What is being asked =
Copy out all lines in the material below that contain the string "options".

▬▬▬▬▬▬▬▬▬▬

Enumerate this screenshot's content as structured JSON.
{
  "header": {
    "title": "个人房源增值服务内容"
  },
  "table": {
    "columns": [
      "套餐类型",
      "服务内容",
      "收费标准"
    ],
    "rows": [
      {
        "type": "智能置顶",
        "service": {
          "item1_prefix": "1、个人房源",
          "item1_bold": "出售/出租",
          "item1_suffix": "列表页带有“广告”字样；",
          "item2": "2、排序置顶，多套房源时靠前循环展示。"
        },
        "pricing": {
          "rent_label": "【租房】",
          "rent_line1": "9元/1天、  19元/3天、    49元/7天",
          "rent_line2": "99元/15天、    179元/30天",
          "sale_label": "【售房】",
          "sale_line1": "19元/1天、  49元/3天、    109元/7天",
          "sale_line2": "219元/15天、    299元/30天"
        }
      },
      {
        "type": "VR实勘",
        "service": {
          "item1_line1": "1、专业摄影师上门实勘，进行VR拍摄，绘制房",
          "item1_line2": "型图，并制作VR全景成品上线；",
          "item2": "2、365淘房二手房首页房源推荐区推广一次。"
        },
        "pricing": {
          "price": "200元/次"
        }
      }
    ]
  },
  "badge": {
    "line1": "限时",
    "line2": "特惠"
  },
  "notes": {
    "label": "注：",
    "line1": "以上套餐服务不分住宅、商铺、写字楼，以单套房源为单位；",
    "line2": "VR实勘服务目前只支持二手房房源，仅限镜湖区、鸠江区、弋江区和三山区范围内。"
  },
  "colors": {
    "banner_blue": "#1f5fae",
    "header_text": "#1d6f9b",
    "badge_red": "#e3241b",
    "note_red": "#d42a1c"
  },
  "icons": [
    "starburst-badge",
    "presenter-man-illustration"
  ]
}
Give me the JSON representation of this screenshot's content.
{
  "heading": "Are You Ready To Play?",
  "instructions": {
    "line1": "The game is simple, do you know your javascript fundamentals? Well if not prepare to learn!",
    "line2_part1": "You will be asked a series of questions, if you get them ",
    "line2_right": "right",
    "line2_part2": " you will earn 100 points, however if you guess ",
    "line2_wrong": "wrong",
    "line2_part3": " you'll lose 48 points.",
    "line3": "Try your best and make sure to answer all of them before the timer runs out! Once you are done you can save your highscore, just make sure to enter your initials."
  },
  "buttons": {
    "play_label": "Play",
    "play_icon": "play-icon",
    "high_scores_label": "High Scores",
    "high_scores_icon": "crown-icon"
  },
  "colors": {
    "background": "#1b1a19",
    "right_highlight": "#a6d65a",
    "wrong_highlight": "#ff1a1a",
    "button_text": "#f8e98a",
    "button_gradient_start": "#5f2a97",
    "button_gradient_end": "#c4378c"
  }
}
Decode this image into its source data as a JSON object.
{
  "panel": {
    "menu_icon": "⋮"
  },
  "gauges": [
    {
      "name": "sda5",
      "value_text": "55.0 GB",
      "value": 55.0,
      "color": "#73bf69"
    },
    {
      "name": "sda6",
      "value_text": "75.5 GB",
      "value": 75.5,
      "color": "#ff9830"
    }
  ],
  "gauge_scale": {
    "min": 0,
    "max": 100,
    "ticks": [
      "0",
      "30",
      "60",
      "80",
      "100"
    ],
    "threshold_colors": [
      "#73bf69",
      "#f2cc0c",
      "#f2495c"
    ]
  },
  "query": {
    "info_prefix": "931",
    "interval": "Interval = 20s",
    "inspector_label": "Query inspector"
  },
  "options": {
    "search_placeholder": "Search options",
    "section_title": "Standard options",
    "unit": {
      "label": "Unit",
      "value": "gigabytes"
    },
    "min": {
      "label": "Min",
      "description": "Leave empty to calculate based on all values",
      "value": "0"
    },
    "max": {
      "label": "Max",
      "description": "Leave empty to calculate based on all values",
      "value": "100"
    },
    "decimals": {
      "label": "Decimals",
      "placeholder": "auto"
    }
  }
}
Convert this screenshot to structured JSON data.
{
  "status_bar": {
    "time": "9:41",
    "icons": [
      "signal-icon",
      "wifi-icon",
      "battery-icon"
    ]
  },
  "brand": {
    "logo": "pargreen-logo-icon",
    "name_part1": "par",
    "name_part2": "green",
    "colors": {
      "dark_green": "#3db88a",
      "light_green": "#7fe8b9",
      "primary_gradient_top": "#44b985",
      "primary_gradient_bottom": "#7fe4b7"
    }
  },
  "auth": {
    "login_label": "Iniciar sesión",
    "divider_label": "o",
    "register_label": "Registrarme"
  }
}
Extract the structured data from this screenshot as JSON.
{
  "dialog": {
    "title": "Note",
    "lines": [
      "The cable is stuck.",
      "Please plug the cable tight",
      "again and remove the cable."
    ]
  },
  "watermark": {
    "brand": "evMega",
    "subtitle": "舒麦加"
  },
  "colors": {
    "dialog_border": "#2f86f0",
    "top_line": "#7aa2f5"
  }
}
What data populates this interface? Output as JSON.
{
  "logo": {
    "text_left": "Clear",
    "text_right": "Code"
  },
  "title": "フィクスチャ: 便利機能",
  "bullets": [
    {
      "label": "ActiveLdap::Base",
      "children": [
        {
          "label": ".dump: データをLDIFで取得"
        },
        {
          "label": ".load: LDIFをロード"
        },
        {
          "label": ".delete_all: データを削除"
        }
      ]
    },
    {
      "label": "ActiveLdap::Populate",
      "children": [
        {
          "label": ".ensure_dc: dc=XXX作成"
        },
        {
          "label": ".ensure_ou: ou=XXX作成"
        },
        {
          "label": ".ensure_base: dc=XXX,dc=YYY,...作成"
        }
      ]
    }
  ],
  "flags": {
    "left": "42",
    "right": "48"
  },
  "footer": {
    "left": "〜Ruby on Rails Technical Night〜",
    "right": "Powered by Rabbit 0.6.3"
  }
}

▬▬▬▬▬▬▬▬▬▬

Written solution =
  "options": {
    "search_placeholder": "Search options",
    "section_title": "Standard options",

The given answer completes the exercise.